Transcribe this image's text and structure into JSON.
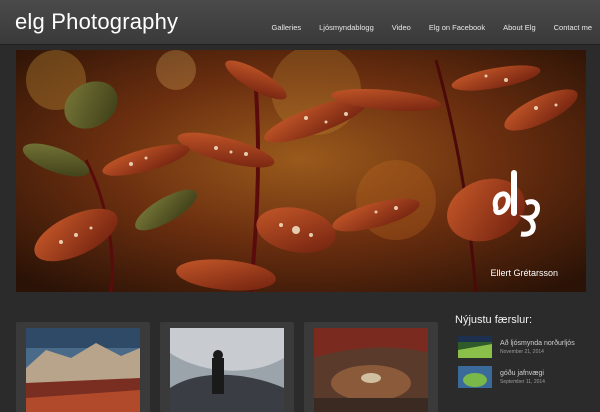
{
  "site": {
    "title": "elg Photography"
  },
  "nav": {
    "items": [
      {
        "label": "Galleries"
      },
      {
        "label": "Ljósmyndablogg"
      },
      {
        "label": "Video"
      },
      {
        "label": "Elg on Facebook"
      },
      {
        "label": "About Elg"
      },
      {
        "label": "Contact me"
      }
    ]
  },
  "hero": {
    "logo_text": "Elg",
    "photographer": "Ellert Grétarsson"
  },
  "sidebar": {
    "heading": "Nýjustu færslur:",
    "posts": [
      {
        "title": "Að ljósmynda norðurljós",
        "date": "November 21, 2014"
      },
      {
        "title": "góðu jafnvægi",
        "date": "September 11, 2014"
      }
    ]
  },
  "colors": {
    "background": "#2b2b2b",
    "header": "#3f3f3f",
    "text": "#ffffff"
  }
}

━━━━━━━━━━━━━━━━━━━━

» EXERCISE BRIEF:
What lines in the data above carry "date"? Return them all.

» EXPECTED OUTPUT:
        "date": "November 21, 2014"
        "date": "September 11, 2014"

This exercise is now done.